= WHAT IS BEING ASKED =
The answer should consist of all the records, written out word for word.

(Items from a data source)
*** Block opens ***

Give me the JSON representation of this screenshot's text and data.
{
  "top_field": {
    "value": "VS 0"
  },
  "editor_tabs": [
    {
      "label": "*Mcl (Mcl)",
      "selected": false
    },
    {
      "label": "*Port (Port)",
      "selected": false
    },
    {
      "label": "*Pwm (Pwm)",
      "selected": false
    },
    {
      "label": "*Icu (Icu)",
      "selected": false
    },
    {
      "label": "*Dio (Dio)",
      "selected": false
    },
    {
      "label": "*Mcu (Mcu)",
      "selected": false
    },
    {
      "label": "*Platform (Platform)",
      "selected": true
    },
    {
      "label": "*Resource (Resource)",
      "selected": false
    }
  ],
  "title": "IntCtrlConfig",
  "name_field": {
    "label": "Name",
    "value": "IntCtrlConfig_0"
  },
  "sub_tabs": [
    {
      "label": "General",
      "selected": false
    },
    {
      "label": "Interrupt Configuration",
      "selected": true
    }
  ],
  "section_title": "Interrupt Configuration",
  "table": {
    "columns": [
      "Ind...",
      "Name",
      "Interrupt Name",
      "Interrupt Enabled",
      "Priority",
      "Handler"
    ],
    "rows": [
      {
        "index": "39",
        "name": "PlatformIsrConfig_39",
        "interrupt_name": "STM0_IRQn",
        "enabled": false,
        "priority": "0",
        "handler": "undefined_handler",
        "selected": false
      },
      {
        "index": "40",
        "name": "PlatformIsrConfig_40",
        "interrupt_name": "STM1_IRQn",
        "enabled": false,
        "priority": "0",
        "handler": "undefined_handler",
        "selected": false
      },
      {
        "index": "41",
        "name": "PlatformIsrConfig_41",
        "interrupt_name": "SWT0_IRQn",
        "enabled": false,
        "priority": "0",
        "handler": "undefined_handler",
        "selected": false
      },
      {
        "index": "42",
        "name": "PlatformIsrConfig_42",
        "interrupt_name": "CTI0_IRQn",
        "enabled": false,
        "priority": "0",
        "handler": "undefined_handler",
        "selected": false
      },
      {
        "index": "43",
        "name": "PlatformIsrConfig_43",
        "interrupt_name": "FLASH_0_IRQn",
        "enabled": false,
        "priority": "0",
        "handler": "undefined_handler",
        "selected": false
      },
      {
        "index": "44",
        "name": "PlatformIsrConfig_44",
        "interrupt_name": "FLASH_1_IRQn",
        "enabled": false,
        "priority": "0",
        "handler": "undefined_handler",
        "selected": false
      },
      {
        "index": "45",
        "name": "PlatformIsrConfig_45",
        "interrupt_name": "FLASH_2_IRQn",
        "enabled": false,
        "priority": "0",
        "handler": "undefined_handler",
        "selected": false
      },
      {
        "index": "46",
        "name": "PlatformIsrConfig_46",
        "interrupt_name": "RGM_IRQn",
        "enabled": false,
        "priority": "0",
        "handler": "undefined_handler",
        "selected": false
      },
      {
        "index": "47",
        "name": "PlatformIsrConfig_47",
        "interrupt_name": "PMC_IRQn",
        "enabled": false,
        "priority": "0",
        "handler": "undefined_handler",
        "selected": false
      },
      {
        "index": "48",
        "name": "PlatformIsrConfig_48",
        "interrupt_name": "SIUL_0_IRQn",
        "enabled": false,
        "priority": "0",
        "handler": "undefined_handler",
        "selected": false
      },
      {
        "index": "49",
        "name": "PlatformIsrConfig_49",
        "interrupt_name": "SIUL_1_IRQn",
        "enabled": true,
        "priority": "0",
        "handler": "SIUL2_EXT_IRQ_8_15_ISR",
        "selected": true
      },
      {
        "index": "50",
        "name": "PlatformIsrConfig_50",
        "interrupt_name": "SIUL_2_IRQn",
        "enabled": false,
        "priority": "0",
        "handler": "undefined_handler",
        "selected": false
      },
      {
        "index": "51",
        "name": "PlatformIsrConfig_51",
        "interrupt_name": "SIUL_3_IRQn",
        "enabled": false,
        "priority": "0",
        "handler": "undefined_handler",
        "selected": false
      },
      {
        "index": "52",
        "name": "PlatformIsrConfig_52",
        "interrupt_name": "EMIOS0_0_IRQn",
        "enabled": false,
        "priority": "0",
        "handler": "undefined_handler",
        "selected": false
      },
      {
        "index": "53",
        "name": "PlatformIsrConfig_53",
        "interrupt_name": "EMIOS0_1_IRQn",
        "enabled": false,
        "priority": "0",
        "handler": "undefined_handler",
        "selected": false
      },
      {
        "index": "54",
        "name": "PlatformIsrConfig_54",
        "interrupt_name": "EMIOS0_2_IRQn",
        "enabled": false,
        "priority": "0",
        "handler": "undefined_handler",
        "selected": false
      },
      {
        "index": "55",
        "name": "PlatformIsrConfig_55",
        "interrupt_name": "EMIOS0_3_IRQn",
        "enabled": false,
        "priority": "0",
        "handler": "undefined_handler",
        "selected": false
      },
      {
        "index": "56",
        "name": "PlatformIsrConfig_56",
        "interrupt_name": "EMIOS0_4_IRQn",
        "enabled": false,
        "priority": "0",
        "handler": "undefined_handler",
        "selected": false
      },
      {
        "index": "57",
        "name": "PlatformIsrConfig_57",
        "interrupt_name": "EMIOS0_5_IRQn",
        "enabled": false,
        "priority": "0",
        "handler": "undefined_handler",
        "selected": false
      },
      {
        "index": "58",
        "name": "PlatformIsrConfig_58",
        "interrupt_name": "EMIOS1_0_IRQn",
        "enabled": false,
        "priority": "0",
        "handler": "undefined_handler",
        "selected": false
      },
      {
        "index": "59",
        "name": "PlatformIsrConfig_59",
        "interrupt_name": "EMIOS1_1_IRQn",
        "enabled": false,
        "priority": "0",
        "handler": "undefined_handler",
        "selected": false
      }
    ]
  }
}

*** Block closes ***

= ANSWER AREA =
Give me the JSON representation of this screenshot's text and data.
{
  "top_field": {
    "value": "VS 0"
  },
  "editor_tabs": [
    {
      "label": "*Mcl (Mcl)",
      "selected": false
    },
    {
      "label": "*Port (Port)",
      "selected": false
    },
    {
      "label": "*Pwm (Pwm)",
      "selected": false
    },
    {
      "label": "*Icu (Icu)",
      "selected": false
    },
    {
      "label": "*Dio (Dio)",
      "selected": false
    },
    {
      "label": "*Mcu (Mcu)",
      "selected": false
    },
    {
      "label": "*Platform (Platform)",
      "selected": true
    },
    {
      "label": "*Resource (Resource)",
      "selected": false
    }
  ],
  "title": "IntCtrlConfig",
  "name_field": {
    "label": "Name",
    "value": "IntCtrlConfig_0"
  },
  "sub_tabs": [
    {
      "label": "General",
      "selected": false
    },
    {
      "label": "Interrupt Configuration",
      "selected": true
    }
  ],
  "section_title": "Interrupt Configuration",
  "table": {
    "columns": [
      "Ind...",
      "Name",
      "Interrupt Name",
      "Interrupt Enabled",
      "Priority",
      "Handler"
    ],
    "rows": [
      {
        "index": "39",
        "name": "PlatformIsrConfig_39",
        "interrupt_name": "STM0_IRQn",
        "enabled": false,
        "priority": "0",
        "handler": "undefined_handler",
        "selected": false
      },
      {
        "index": "40",
        "name": "PlatformIsrConfig_40",
        "interrupt_name": "STM1_IRQn",
        "enabled": false,
        "priority": "0",
        "handler": "undefined_handler",
        "selected": false
      },
      {
        "index": "41",
        "name": "PlatformIsrConfig_41",
        "interrupt_name": "SWT0_IRQn",
        "enabled": false,
        "priority": "0",
        "handler": "undefined_handler",
        "selected": false
      },
      {
        "index": "42",
        "name": "PlatformIsrConfig_42",
        "interrupt_name": "CTI0_IRQn",
        "enabled": false,
        "priority": "0",
        "handler": "undefined_handler",
        "selected": false
      },
      {
        "index": "43",
        "name": "PlatformIsrConfig_43",
        "interrupt_name": "FLASH_0_IRQn",
        "enabled": false,
        "priority": "0",
        "handler": "undefined_handler",
        "selected": false
      },
      {
        "index": "44",
        "name": "PlatformIsrConfig_44",
        "interrupt_name": "FLASH_1_IRQn",
        "enabled": false,
        "priority": "0",
        "handler": "undefined_handler",
        "selected": false
      },
      {
        "index": "45",
        "name": "PlatformIsrConfig_45",
        "interrupt_name": "FLASH_2_IRQn",
        "enabled": false,
        "priority": "0",
        "handler": "undefined_handler",
        "selected": false
      },
      {
        "index": "46",
        "name": "PlatformIsrConfig_46",
        "interrupt_name": "RGM_IRQn",
        "enabled": false,
        "priority": "0",
        "handler": "undefined_handler",
        "selected": false
      },
      {
        "index": "47",
        "name": "PlatformIsrConfig_47",
        "interrupt_name": "PMC_IRQn",
        "enabled": false,
        "priority": "0",
        "handler": "undefined_handler",
        "selected": false
      },
      {
        "index": "48",
        "name": "PlatformIsrConfig_48",
        "interrupt_name": "SIUL_0_IRQn",
        "enabled": false,
        "priority": "0",
        "handler": "undefined_handler",
        "selected": false
      },
      {
        "index": "49",
        "name": "PlatformIsrConfig_49",
        "interrupt_name": "SIUL_1_IRQn",
        "enabled": true,
        "priority": "0",
        "handler": "SIUL2_EXT_IRQ_8_15_ISR",
        "selected": true
      },
      {
        "index": "50",
        "name": "PlatformIsrConfig_50",
        "interrupt_name": "SIUL_2_IRQn",
        "enabled": false,
        "priority": "0",
        "handler": "undefined_handler",
        "selected": false
      },
      {
        "index": "51",
        "name": "PlatformIsrConfig_51",
        "interrupt_name": "SIUL_3_IRQn",
        "enabled": false,
        "priority": "0",
        "handler": "undefined_handler",
        "selected": false
      },
      {
        "index": "52",
        "name": "PlatformIsrConfig_52",
        "interrupt_name": "EMIOS0_0_IRQn",
        "enabled": false,
        "priority": "0",
        "handler": "undefined_handler",
        "selected": false
      },
      {
        "index": "53",
        "name": "PlatformIsrConfig_53",
        "interrupt_name": "EMIOS0_1_IRQn",
        "enabled": false,
        "priority": "0",
        "handler": "undefined_handler",
        "selected": false
      },
      {
        "index": "54",
        "name": "PlatformIsrConfig_54",
        "interrupt_name": "EMIOS0_2_IRQn",
        "enabled": false,
        "priority": "0",
        "handler": "undefined_handler",
        "selected": false
      },
      {
        "index": "55",
        "name": "PlatformIsrConfig_55",
        "interrupt_name": "EMIOS0_3_IRQn",
        "enabled": false,
        "priority": "0",
        "handler": "undefined_handler",
        "selected": false
      },
      {
        "index": "56",
        "name": "PlatformIsrConfig_56",
        "interrupt_name": "EMIOS0_4_IRQn",
        "enabled": false,
        "priority": "0",
        "handler": "undefined_handler",
        "selected": false
      },
      {
        "index": "57",
        "name": "PlatformIsrConfig_57",
        "interrupt_name": "EMIOS0_5_IRQn",
        "enabled": false,
        "priority": "0",
        "handler": "undefined_handler",
        "selected": false
      },
      {
        "index": "58",
        "name": "PlatformIsrConfig_58",
        "interrupt_name": "EMIOS1_0_IRQn",
        "enabled": false,
        "priority": "0",
        "handler": "undefined_handler",
        "selected": false
      },
      {
        "index": "59",
        "name": "PlatformIsrConfig_59",
        "interrupt_name": "EMIOS1_1_IRQn",
        "enabled": false,
        "priority": "0",
        "handler": "undefined_handler",
        "selected": false
      }
    ]
  }
}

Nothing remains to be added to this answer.